>>>

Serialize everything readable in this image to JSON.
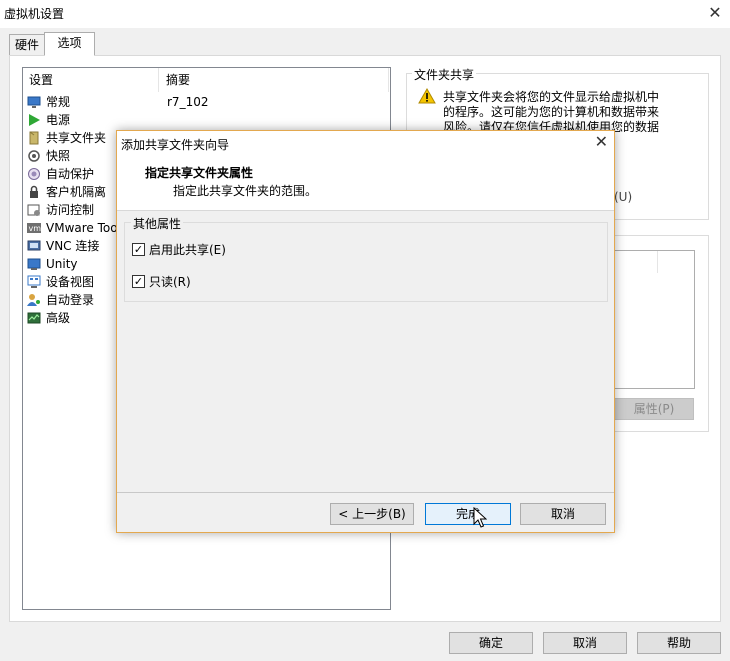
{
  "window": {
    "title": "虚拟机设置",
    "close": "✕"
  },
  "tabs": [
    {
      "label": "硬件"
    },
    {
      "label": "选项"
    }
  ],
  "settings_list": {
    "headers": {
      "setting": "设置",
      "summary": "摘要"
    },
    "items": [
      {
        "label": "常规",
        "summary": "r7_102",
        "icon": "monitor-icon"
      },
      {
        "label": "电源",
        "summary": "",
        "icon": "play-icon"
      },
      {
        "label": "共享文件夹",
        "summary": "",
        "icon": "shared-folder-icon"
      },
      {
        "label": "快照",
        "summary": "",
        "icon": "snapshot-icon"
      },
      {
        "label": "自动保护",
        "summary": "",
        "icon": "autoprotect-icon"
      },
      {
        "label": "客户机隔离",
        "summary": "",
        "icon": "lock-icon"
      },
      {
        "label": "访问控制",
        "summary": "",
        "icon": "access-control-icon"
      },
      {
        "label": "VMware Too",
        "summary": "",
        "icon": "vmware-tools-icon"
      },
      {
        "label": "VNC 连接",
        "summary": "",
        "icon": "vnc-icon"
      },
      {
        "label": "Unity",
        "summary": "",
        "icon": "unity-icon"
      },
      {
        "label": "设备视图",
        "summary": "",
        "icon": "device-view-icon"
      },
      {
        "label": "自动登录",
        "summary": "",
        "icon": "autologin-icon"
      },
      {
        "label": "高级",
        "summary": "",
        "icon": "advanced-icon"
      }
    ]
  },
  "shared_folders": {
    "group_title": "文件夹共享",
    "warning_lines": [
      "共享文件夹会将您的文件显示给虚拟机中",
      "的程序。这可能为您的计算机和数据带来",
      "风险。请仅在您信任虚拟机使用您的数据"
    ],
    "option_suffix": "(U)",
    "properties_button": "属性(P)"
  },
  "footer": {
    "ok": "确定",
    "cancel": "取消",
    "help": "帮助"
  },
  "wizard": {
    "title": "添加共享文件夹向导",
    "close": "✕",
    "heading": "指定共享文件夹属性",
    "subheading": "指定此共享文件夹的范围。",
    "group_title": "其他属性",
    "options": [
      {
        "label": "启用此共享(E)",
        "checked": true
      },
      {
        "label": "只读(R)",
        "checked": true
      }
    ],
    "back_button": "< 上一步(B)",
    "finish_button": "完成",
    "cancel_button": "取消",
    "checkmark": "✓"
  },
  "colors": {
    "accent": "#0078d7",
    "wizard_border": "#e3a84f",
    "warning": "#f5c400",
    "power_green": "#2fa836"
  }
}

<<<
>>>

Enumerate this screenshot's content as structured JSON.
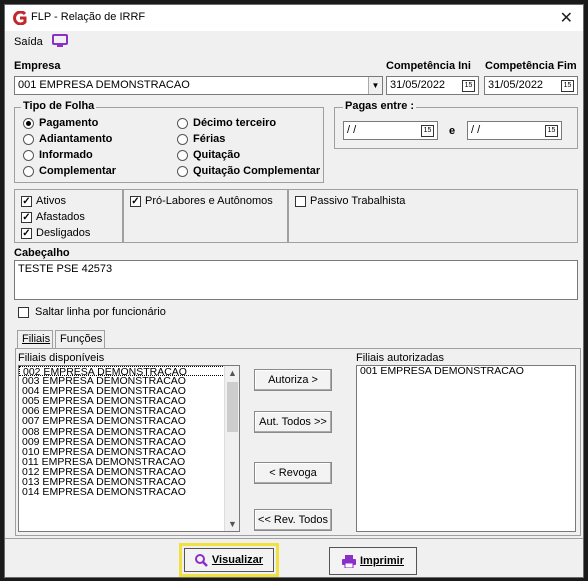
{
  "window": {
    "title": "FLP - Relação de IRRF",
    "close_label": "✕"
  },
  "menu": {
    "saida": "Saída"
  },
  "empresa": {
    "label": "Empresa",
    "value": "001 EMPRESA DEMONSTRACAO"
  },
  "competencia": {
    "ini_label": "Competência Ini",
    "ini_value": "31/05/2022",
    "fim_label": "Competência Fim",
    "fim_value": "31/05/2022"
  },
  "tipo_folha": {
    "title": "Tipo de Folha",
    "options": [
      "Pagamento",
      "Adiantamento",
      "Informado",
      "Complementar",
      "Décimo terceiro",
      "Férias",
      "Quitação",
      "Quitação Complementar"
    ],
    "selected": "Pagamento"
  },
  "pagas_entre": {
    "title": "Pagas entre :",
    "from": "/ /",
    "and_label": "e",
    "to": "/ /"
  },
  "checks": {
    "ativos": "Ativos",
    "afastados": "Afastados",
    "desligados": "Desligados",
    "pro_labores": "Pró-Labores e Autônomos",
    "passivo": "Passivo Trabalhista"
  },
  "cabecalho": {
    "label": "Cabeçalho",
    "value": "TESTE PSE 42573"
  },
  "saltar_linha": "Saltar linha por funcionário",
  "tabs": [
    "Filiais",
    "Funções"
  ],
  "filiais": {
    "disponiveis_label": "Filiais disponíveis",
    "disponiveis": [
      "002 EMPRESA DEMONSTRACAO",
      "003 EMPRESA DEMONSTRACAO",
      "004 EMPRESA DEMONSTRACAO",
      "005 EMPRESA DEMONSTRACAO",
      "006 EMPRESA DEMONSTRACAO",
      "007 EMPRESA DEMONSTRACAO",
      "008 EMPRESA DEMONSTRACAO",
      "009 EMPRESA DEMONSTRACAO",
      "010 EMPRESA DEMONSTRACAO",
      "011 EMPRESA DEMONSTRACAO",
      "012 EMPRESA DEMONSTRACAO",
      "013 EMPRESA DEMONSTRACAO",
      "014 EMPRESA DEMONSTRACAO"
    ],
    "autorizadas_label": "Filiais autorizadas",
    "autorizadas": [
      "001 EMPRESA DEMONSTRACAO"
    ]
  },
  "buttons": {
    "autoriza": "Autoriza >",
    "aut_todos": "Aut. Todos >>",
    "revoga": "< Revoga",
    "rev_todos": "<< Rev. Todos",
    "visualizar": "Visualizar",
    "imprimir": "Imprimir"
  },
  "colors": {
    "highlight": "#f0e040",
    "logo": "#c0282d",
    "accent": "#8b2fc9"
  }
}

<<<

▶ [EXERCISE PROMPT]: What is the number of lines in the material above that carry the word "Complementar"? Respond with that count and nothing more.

▶ [ANSWER SECTION]: 2